Here’s the thing — McConnell and the Republicans are going to try and make those things happens regardless, so the threat of doing them with their simple majority is meaningless. It’s made even further meaningless by the fact that the XL Pipeline and Obamacare are both two issues that have strong feelings on either side, and should some hypothetical Republican-led senate (good luck making that happen while the GOP shits all over the LGBT and immigrant communities) repeal Obamacare, the outrage from women who lose their access to reproductive health services alone would cause quite a tidal wave. Reid should clearly be ignoring the Republican threats to ruin our country and just push forward with filibuster reform.
#1. That Pesky Constitution

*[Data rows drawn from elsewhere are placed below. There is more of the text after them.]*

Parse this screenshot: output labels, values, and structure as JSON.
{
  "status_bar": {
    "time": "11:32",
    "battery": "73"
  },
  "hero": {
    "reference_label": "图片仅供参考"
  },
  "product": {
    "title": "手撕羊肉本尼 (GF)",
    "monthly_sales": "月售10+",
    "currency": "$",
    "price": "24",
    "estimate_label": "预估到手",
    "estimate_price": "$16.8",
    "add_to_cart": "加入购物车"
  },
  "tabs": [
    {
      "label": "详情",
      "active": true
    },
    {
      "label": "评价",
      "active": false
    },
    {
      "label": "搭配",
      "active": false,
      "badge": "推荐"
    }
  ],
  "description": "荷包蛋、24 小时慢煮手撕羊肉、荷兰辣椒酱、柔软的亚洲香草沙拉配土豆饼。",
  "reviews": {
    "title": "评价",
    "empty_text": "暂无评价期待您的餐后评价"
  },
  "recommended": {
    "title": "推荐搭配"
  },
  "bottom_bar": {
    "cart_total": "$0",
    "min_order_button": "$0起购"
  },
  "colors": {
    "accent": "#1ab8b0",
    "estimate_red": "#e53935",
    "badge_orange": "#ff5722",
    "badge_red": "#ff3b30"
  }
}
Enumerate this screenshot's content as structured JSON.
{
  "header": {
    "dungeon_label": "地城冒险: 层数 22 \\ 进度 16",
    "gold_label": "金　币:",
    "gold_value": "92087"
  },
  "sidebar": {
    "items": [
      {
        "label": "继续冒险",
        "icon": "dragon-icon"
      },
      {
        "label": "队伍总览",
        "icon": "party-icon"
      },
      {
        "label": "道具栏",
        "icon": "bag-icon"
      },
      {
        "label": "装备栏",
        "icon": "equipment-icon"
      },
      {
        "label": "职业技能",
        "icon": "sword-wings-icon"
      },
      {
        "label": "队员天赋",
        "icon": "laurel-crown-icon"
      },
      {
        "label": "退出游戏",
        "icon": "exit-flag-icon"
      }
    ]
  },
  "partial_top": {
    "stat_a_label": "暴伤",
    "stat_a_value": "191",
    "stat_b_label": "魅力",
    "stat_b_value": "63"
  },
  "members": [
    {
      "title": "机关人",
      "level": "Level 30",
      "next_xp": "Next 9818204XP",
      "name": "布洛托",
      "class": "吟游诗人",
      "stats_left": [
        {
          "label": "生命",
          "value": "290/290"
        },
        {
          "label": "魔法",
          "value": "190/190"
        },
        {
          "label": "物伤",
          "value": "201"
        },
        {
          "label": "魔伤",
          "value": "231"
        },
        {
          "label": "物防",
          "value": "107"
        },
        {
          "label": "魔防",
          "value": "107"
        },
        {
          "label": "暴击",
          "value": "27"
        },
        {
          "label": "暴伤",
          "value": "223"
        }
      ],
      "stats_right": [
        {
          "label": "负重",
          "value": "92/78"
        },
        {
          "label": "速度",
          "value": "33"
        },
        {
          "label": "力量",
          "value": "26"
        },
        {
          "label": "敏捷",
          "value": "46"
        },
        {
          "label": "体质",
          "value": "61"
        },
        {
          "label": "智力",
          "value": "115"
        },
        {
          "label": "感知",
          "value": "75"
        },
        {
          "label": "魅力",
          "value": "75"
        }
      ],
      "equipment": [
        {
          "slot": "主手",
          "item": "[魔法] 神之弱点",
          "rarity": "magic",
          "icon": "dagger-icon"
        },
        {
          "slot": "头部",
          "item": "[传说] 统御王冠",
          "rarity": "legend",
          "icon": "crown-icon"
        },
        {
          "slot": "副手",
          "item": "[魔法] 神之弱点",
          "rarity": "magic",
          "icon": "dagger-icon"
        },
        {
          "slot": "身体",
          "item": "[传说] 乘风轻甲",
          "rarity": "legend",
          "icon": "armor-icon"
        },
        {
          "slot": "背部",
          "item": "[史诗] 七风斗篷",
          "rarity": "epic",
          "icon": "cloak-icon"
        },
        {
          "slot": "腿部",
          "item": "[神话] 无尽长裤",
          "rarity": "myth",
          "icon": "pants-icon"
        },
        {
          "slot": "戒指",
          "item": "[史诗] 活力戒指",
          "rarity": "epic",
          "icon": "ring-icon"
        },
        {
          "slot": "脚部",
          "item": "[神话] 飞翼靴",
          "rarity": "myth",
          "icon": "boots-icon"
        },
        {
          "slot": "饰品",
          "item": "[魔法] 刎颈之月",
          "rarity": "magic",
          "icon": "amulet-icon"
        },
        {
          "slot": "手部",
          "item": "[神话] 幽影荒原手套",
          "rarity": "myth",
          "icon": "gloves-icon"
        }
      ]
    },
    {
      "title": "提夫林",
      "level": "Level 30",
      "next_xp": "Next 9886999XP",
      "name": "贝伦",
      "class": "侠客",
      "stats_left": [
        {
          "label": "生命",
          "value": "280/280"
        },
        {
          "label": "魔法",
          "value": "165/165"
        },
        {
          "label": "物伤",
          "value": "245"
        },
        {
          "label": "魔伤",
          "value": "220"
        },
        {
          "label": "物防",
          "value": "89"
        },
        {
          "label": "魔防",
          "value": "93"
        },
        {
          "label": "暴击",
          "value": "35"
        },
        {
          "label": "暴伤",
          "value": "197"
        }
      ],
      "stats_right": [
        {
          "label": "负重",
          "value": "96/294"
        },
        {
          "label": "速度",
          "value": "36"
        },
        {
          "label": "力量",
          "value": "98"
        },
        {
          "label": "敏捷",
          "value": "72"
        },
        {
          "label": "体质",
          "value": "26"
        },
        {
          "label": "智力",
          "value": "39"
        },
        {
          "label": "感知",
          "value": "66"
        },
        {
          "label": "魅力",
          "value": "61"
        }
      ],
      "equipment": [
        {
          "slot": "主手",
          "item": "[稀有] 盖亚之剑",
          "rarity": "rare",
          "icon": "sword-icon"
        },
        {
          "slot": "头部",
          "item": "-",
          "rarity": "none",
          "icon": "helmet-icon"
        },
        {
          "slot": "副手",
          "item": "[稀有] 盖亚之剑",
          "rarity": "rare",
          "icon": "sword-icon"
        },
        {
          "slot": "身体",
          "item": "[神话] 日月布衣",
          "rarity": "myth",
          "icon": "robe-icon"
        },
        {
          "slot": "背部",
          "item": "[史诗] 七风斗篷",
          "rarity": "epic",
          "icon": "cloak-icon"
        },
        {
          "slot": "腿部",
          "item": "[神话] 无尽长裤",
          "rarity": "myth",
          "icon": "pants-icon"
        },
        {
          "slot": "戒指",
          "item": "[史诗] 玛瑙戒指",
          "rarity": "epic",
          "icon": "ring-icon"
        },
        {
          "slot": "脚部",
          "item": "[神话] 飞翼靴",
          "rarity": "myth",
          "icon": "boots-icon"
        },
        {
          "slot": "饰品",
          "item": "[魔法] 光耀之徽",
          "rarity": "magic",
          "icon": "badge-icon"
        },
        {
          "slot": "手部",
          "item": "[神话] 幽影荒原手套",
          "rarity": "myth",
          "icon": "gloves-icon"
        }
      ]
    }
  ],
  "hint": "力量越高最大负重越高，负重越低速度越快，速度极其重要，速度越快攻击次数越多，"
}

The bottom line for me, and I think for many Americans, is that the Constitution very clearly spells out that for the overwhelming majority of the Senate’s functions, a simple 51-vote majority wins the day. For all their bluster about Reid changing the rules, it’s the Republicans who have been changing the rules since day one. They’ve just been doing it in a backhanded way, but they’ve still managed to twist the parliamentary rules of the Senate into a tool with which to completely stymie the president. I understand that politics is a nasty business, but playing politics to the point that you harm the economy and completely grind our country’s progress to a halt is criminal, if you ask me. Reid need simply hold up a copy of the Constitution — the righties should love that; it’s one of their favorite moves — and tell them if they have a problem with what he’s doing they can take it up with the Founders, because it’s time for business to be conducted as usual in our capital.